BEGIN

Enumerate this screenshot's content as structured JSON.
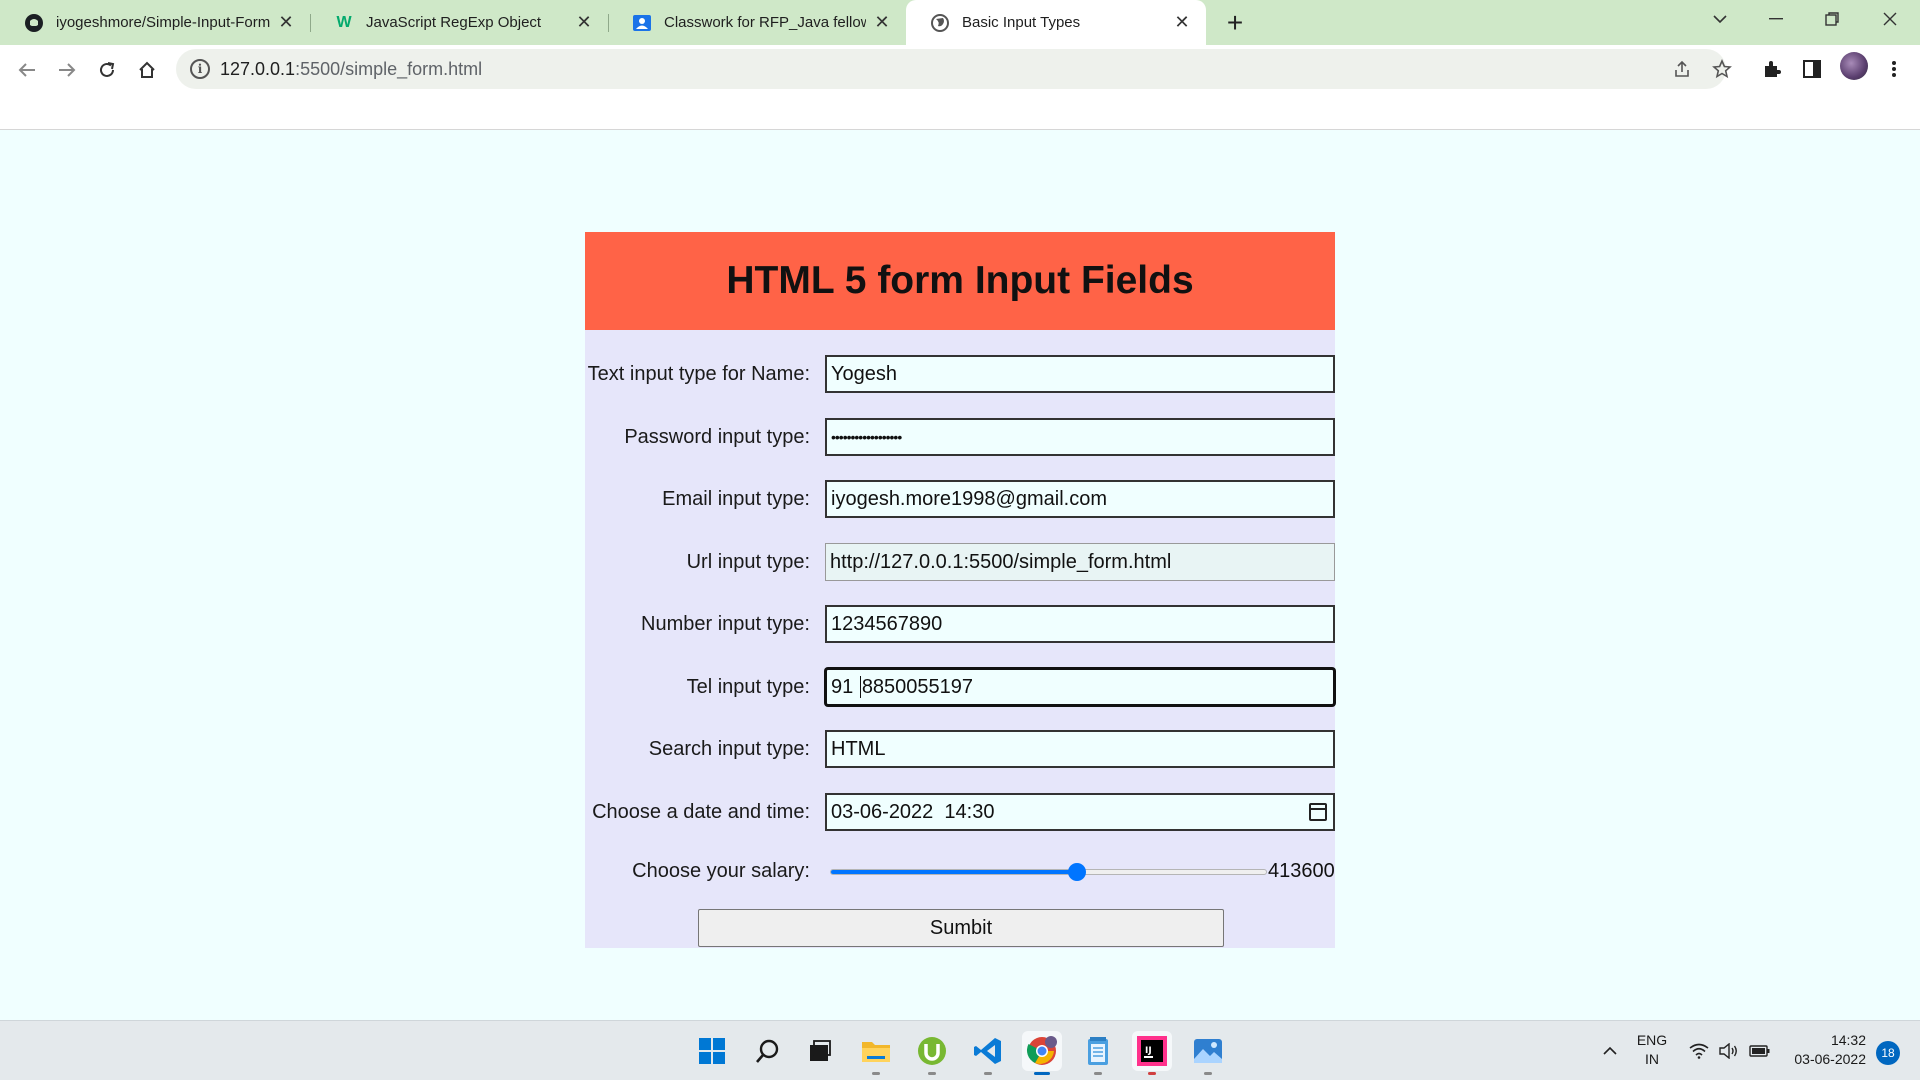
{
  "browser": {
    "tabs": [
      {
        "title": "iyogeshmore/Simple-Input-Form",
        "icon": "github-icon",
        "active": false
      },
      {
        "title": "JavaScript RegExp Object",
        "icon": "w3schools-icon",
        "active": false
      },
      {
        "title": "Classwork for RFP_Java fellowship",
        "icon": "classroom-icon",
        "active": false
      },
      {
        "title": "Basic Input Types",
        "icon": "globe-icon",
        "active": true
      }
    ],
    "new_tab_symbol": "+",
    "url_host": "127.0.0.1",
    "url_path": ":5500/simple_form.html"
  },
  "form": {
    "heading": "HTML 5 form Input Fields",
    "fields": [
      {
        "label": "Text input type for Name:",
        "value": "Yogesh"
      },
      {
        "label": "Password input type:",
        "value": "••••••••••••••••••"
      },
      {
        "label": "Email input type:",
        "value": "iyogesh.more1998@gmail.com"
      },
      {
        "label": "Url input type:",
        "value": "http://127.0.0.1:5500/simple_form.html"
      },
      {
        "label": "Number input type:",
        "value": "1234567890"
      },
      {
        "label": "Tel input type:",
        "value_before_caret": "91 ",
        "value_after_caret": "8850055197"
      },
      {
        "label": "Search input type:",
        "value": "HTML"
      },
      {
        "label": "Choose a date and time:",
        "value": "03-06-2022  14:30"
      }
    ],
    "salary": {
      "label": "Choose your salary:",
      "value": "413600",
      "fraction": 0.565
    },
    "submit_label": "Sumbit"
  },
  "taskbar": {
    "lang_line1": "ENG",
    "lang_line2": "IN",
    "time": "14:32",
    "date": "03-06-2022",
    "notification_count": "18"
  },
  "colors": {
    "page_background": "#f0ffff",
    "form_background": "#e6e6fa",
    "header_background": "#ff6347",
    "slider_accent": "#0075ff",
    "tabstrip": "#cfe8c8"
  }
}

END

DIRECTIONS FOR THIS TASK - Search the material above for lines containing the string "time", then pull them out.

OUTPUT OF THE TASK -
        "label": "Choose a date and time:",
    "time": "14:32",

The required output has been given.